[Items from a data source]
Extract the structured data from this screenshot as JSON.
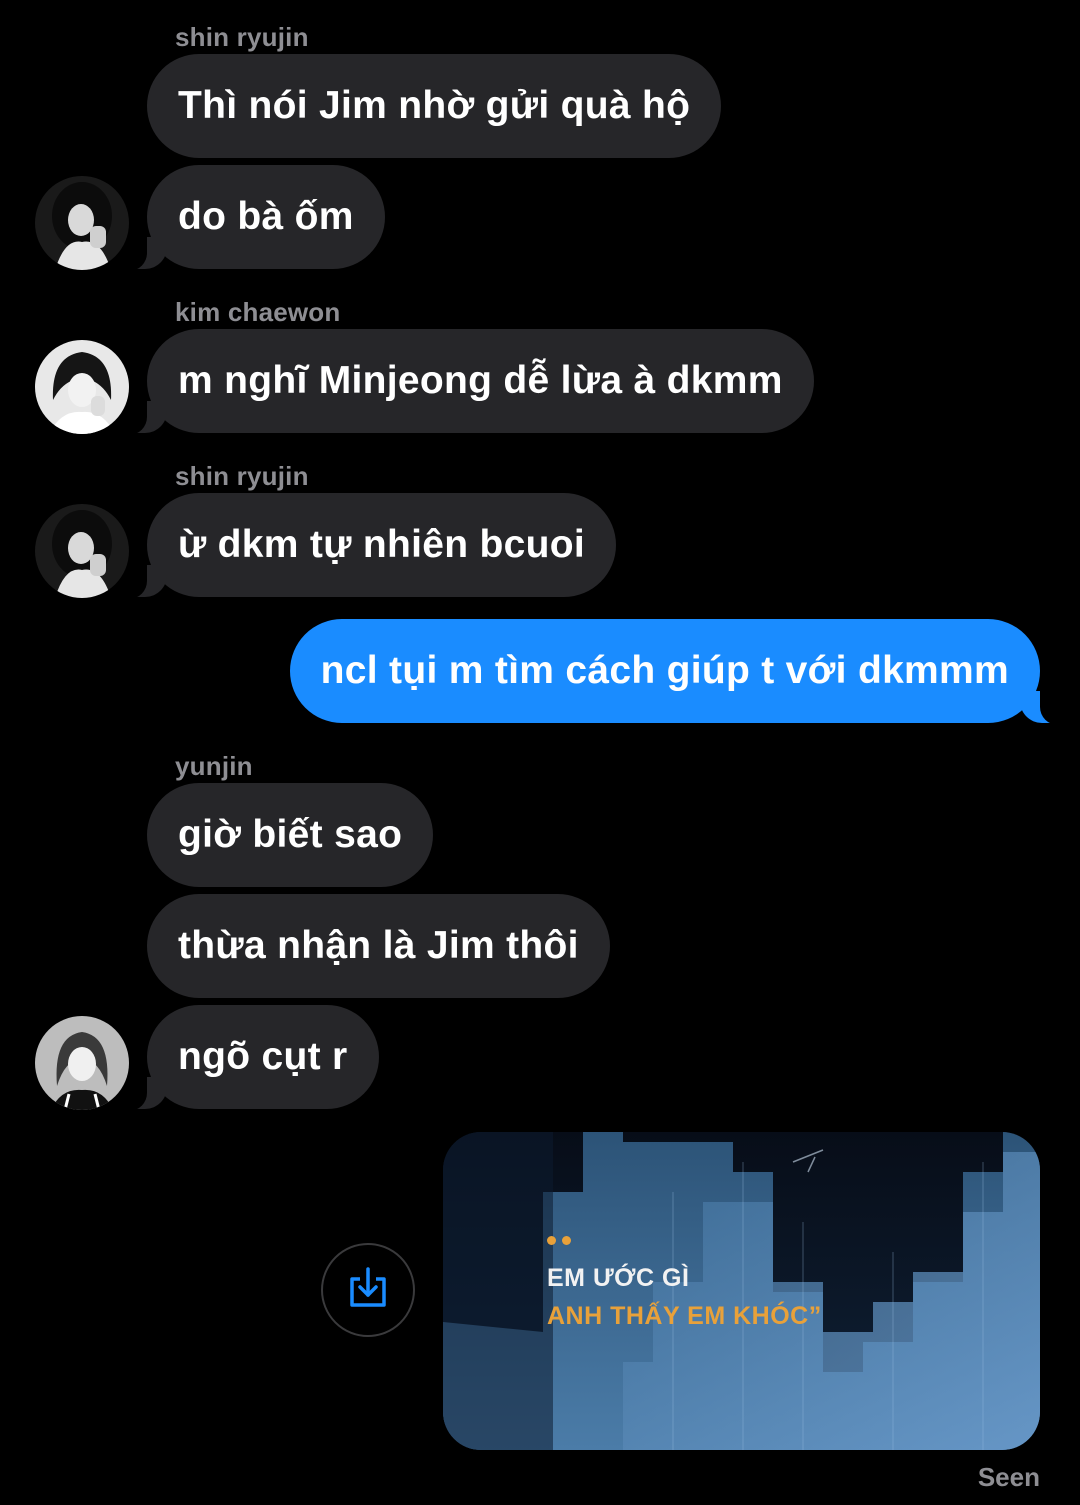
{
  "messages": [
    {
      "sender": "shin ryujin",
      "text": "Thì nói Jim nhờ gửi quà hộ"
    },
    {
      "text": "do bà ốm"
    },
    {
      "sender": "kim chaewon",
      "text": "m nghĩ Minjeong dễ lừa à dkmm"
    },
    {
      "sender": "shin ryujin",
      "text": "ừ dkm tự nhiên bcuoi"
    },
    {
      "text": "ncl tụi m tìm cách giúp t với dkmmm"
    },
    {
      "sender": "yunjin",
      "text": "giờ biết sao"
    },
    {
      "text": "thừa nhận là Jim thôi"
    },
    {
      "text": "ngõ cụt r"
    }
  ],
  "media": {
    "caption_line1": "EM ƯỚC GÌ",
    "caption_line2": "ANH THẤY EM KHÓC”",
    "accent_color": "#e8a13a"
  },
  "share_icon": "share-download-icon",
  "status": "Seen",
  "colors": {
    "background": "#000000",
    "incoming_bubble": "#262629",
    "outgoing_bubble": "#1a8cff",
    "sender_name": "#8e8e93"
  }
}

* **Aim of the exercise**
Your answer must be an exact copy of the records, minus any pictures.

* **Task answer**
Extract the structured data from this screenshot as JSON.
{
  "messages": [
    {
      "sender": "shin ryujin",
      "text": "Thì nói Jim nhờ gửi quà hộ"
    },
    {
      "text": "do bà ốm"
    },
    {
      "sender": "kim chaewon",
      "text": "m nghĩ Minjeong dễ lừa à dkmm"
    },
    {
      "sender": "shin ryujin",
      "text": "ừ dkm tự nhiên bcuoi"
    },
    {
      "text": "ncl tụi m tìm cách giúp t với dkmmm"
    },
    {
      "sender": "yunjin",
      "text": "giờ biết sao"
    },
    {
      "text": "thừa nhận là Jim thôi"
    },
    {
      "text": "ngõ cụt r"
    }
  ],
  "media": {
    "caption_line1": "EM ƯỚC GÌ",
    "caption_line2": "ANH THẤY EM KHÓC”",
    "accent_color": "#e8a13a"
  },
  "share_icon": "share-download-icon",
  "status": "Seen",
  "colors": {
    "background": "#000000",
    "incoming_bubble": "#262629",
    "outgoing_bubble": "#1a8cff",
    "sender_name": "#8e8e93"
  }
}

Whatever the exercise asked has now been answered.